Captain Kip Files in front of the <i>Charles W. Morgan</i> on his first day at work at Mystic Seaport in Connecticut on Monday, November 11. Inset: The Charles W. Morgan under way in a historic photo - Photos: Mystic Seaport
Captain Kip Files in front of the Charles W. Morgan on his first day at work at Mystic Seaport in Connecticut on Monday, November 11. Inset: The Charles W. Morgan under way in a historic photo - Photos: Mystic Seaport
Kip Files, co-owner and captain of the Rockland-based three-masted schooner Victory Chimes, has been hired by Mystic Seaport as the new captain of the last wooden whaling ship in the world, the Charles W. Morgan, a 113-foot square-rigger that carried 13,000 square feet of sail on three masts in full rig and a crew of 35 during its heyday in the 1840s, when it sailed the world in search of whale blubber and baleen.

Files started his new job on Monday.

The five-year restoration of the Morgan was undertaken at the Henry B. duPont Preservation Shipyard at Mystic Seaport Museum in Mystic, Connecticut, where the Morgan has been since the 1960s. The flagship of Mystic Seaport, the Morgan was relaunched as a functioning sailing ship in July of this year. She will become a roving historical exhibit next summer.

Built in New Bedford in 1841, the Morgan is the last survivor of the American whaling fleet that was 2,700 strong.

From 1841 until 1921 the Morgan undertook 37 voyages, most lasting three years or more. Her longest voyage was five years. Known as a lucky ship because she survived Arctic ice, cannibals, storms, hurricanes, and passages around the notoriously dangerous Cape Horn, the Morgan is now America's oldest commercial ship still afloat. Only the USS Constitution is older.
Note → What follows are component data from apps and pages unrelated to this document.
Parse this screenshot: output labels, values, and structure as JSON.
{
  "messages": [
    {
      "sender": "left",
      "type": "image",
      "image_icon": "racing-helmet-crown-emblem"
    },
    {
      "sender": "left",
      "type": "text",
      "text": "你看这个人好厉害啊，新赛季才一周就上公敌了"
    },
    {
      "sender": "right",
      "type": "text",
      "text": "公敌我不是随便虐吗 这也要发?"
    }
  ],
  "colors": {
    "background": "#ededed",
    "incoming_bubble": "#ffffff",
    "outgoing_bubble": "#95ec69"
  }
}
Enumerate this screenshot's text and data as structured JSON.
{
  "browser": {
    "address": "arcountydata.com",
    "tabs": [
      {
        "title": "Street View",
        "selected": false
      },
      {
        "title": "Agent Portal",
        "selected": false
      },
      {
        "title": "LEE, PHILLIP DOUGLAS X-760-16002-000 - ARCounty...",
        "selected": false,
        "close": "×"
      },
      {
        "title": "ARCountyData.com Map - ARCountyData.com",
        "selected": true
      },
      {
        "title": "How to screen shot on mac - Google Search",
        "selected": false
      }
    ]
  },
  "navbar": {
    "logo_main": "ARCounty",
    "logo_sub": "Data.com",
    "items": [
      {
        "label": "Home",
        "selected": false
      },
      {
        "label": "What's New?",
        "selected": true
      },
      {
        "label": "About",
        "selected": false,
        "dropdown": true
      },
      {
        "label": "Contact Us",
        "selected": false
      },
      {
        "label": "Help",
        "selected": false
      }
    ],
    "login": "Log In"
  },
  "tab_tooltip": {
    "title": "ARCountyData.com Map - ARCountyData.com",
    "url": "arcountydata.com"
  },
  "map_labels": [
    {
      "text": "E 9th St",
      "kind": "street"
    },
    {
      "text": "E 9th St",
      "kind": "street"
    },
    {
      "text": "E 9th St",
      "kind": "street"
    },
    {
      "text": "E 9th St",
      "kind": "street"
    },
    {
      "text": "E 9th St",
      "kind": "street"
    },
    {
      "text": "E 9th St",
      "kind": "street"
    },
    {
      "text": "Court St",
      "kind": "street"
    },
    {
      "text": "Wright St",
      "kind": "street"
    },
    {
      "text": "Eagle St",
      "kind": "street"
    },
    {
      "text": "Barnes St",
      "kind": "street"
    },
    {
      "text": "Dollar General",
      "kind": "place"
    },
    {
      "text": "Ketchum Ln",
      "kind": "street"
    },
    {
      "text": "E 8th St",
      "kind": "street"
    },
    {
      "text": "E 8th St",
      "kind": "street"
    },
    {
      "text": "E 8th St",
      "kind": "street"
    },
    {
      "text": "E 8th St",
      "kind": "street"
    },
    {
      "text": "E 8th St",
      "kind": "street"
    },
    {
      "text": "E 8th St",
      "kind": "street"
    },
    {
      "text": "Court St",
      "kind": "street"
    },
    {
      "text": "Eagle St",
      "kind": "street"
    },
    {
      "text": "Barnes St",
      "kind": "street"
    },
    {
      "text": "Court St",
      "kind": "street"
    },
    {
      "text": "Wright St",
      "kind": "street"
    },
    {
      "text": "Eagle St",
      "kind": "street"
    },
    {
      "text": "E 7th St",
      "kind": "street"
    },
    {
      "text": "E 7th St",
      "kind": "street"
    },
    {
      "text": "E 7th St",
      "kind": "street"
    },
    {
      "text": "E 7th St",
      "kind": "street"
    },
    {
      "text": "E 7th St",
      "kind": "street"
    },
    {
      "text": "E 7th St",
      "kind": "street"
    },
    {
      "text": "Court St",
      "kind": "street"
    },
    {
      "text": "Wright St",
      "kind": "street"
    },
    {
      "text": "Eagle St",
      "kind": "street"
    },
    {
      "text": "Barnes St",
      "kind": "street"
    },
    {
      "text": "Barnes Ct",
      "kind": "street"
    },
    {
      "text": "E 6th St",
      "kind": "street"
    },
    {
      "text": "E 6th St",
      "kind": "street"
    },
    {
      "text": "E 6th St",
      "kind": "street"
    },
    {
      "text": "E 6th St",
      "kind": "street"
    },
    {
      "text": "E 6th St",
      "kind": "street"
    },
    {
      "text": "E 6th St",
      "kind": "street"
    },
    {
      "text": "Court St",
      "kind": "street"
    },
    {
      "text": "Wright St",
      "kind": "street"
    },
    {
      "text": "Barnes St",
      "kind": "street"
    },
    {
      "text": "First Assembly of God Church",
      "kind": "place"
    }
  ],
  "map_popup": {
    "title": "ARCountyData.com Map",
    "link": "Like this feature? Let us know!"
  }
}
Files, who has been a master mariner on traditional wooden vessels since the 1970s, has firsthand knowledge of traditional square-riggers and the experience to sail and maintain them, according to the museum staff.

Files said he heard about the renovation of the whaling ship about four years ago, near the start of the project, and expressed interest in being involved at that time.
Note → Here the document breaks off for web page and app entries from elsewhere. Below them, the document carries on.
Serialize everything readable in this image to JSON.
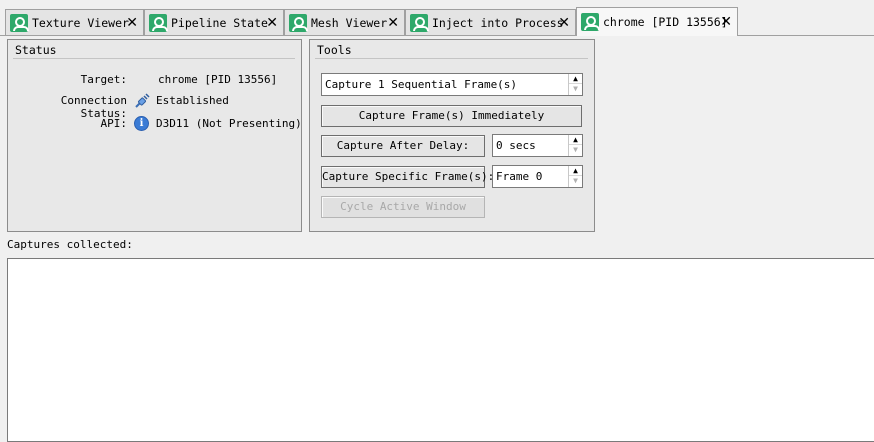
{
  "tabs": [
    {
      "label": "Texture Viewer",
      "active": false
    },
    {
      "label": "Pipeline State",
      "active": false
    },
    {
      "label": "Mesh Viewer",
      "active": false
    },
    {
      "label": "Inject into Process",
      "active": false
    },
    {
      "label": "chrome [PID 13556]",
      "active": true
    }
  ],
  "tab_close_glyph": "✕",
  "status": {
    "title": "Status",
    "target_label": "Target:",
    "target_value": "chrome [PID 13556]",
    "connection_label": "Connection Status:",
    "connection_value": "Established",
    "connection_icon": "plug-connected-icon",
    "api_label": "API:",
    "api_value": "D3D11 (Not Presenting)",
    "api_icon": "info-icon",
    "api_icon_glyph": "i"
  },
  "tools": {
    "title": "Tools",
    "capture_count": "Capture 1 Sequential Frame(s)",
    "capture_now": "Capture Frame(s) Immediately",
    "capture_after_delay": "Capture After Delay:",
    "delay_value": "0 secs",
    "capture_specific": "Capture Specific Frame(s):",
    "frame_value": "Frame 0",
    "cycle_window": "Cycle Active Window",
    "spin_up": "▲",
    "spin_down": "▼"
  },
  "captures": {
    "label": "Captures collected:",
    "items": []
  },
  "colors": {
    "tab_icon": "#2ea86a",
    "info_icon": "#3a7bd5"
  }
}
"The square rig goes side to side, not fore and aft like the Maine schooners do," said Files on his first day as the Morgan's captain. His experience operating square-riggers was a main reason Mystic Seaport was interested in hiring Files. Files himself said operating the vessel is one thing, but that he is equally fascinated with how the boat was built and the technology used at the time; skills that have now largely died out.

"In the 1940s you had welders and steel," he said. "In the 1840s it was a whole different type of skill that was needed."

And as the industrial revolution proceeded, whale oil lamps and baleen for corsets also went the way of the whaling ship.

"The Charles W. Morgan is the pinnacle of her type: she has a double sawn frame, with planking inside and outside and tree nails and iron. It doesn't rust and it's very strong construction," he said. The construction is in some ways analogous to the post-and-beam construction of barns and churches that were held together with wooden pegs and complicated trusses that were no longer necessary when iron and steel replaced them to fasten one piece of wood to another.

Captain Files plans to hire a professional crew of 12 to 15 for a port-hopping voyage from Long Island to Boston and back beginning next summer. Files said the whaling ship is currently in the best shape of her life after the Mystic Seaport restoration and that moving her from place to place is part of the plan.

"She was never designed to sit at the dock," said Files. "She's designed to be under way. This is a huge thing, taking her off the dock, and an opportunity to not just talk about American history in the pre-industrial age before the Civil War, but to show it."

A trip to the whaling grounds, then?

Files demurred.

Nothing too rough for this prize, he said. The goal is to keep her, he said, not test her.

The ship's role will be to engage coastal communities with their maritime heritage and with changing perceptions about whales and whale conservation. Plenty of time will also be spent dock-side, where the Charles W. Morgan, a living historical exhibit, will be used to advance education and historical interpretation.